In the ancient Olympic Games, when city-states like Athens and Sparta competed against each other, there was one rule that was to always be honored: “ekecheiria” – truce. During the Olympic Games, all nations were not to fight each other, and runners were sent to participant cities to announce the beginning of the truce, and nations put down their weapons to secure a safe game experience.
Fast forward almost 3,000 years, and these rules are no longer in play. In a world where politics and sports are tied together, even the noble act of competing under the Olympic flag for the human spirit seems pretty, well, ancient.
Recent reports claim that Iranian athletes will compete against Israelis in the upcoming Summer Games in London. Zvi Warshaviak, head of the Israeli Olympic Committee is skeptical, quipping that he believes the Iranians would go so far as to say that one of their male athletes was menstrating in order to avoid competing against Israel.
Although Warshaviak didn’t make his point in the most classy way, it is certainly true that Middle Eastern nations, often Iran, have refused to compete against Israel in the Olympic Games, Olympic qualifiers and world championships. Some countries have offered up creative excuses in order to avoid fines.
Here are a few of the main refusals:
1. Arash Miresmaeili, Iranian judoka, Athens 2004
Miresmaeili, who was favored to win the gold medal in the 2004 Olympic Games in Athens and was even the flag bearer for Iran during the opening ceremonies, was favored to beat Israeli judoka Udi Vaks in the first round. However, at the pre-match weigh-in … he came in overweight and was disqualified. There were rumors (never confirmed) that Miresmeili purposely put on pounds so that he could avoid the match without forfeiting — a move that would have caused the International Olympic Committee to issue a fine and possibly ban him from future competition.

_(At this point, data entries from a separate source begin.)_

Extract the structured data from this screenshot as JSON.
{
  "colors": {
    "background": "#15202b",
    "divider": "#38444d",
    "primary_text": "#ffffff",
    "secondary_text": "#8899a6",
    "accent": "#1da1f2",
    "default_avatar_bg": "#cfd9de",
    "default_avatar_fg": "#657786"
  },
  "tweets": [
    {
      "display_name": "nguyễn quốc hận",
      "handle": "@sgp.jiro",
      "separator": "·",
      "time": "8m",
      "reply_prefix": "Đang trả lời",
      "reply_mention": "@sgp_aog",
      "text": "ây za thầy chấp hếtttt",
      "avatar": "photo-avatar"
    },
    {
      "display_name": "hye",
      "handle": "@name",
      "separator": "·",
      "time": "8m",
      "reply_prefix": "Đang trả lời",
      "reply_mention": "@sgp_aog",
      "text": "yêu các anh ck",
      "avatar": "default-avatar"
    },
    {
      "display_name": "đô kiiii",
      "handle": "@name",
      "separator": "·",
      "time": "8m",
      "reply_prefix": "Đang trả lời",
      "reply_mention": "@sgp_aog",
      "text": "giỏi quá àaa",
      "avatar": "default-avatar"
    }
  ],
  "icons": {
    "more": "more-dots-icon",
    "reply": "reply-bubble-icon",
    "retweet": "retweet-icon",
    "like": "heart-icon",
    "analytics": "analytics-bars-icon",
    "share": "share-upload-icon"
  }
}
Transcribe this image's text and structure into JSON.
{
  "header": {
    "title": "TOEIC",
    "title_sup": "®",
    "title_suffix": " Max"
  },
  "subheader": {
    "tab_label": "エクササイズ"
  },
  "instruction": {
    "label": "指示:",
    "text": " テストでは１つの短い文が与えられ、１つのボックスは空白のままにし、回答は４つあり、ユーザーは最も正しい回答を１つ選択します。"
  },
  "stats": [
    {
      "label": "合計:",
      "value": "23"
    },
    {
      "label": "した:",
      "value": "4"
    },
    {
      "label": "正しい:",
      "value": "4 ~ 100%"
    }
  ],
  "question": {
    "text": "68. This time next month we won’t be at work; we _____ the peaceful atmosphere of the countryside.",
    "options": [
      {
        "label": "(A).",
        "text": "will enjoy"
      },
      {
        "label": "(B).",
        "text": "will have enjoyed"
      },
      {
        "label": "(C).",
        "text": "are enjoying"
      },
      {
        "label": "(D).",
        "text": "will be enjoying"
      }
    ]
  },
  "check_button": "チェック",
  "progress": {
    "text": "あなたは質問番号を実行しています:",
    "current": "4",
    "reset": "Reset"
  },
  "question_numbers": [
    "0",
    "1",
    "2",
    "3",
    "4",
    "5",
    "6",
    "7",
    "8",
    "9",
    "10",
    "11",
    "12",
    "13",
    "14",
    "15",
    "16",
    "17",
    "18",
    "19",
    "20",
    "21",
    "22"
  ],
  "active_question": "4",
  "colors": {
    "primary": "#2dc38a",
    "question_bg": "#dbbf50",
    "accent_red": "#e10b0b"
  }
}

But Miresmeili later said, “Although I have trained for months and was in good shape I refused to fight my Israeli opponent to sympathize with the suffering of the people of Palestine and I do not feel upset at all.” It wasreported that upon returning home he was given $125,000 — the same amount awarded to Iran’s gold medalists. More ▸